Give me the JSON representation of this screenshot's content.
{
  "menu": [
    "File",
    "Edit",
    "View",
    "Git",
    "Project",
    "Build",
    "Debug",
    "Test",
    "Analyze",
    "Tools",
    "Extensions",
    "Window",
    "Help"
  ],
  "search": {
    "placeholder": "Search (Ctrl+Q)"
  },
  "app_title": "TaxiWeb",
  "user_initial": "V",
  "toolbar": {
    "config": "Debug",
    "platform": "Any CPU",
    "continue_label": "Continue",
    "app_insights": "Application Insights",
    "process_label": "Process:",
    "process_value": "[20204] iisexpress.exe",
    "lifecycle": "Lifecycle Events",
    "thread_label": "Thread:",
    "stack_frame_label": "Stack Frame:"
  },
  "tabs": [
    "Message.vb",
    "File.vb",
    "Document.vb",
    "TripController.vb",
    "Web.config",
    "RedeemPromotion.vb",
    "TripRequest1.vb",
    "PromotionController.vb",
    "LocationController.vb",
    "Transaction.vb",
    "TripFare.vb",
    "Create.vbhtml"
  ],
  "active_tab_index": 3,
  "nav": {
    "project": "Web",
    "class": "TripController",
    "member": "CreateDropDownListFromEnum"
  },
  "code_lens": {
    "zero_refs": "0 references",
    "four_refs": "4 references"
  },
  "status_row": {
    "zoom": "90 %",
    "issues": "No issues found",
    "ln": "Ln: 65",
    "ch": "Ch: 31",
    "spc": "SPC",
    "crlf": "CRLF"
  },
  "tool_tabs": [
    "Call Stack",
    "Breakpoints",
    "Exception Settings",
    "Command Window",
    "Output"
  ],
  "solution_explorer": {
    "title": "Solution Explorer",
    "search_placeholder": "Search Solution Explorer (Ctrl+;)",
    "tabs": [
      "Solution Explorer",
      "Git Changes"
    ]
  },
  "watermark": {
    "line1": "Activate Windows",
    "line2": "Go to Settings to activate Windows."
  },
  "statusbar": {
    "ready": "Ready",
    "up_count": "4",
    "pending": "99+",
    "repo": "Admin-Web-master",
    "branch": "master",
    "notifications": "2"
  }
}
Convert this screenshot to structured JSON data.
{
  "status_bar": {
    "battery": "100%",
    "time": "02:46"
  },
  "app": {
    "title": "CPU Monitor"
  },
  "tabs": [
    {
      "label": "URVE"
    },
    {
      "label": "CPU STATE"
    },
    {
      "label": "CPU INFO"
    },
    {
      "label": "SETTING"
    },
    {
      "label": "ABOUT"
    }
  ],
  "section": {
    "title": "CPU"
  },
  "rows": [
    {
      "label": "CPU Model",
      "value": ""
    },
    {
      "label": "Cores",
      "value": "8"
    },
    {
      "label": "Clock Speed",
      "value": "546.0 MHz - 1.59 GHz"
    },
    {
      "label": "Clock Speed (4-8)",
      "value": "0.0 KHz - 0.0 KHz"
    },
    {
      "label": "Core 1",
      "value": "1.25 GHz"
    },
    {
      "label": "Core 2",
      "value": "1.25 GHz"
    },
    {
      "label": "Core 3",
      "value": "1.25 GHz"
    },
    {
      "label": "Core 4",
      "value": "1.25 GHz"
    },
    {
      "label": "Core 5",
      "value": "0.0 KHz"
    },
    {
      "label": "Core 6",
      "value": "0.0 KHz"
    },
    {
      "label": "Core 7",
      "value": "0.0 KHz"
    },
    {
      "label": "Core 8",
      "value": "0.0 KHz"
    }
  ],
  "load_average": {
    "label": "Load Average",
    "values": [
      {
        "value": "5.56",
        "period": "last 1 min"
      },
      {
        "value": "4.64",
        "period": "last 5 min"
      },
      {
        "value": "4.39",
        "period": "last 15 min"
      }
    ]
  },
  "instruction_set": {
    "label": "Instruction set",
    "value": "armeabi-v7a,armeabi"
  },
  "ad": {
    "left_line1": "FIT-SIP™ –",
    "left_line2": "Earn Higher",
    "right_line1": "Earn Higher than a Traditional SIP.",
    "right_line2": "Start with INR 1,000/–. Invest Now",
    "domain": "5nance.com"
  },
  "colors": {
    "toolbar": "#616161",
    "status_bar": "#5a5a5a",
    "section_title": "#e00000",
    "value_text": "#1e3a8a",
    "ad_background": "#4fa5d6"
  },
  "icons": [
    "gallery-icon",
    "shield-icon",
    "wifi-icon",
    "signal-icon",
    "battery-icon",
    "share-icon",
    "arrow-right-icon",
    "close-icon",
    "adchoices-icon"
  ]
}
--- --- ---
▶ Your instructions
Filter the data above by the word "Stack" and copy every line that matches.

▶ Task answer
    "stack_frame_label": "Stack Frame:"
    "Call Stack",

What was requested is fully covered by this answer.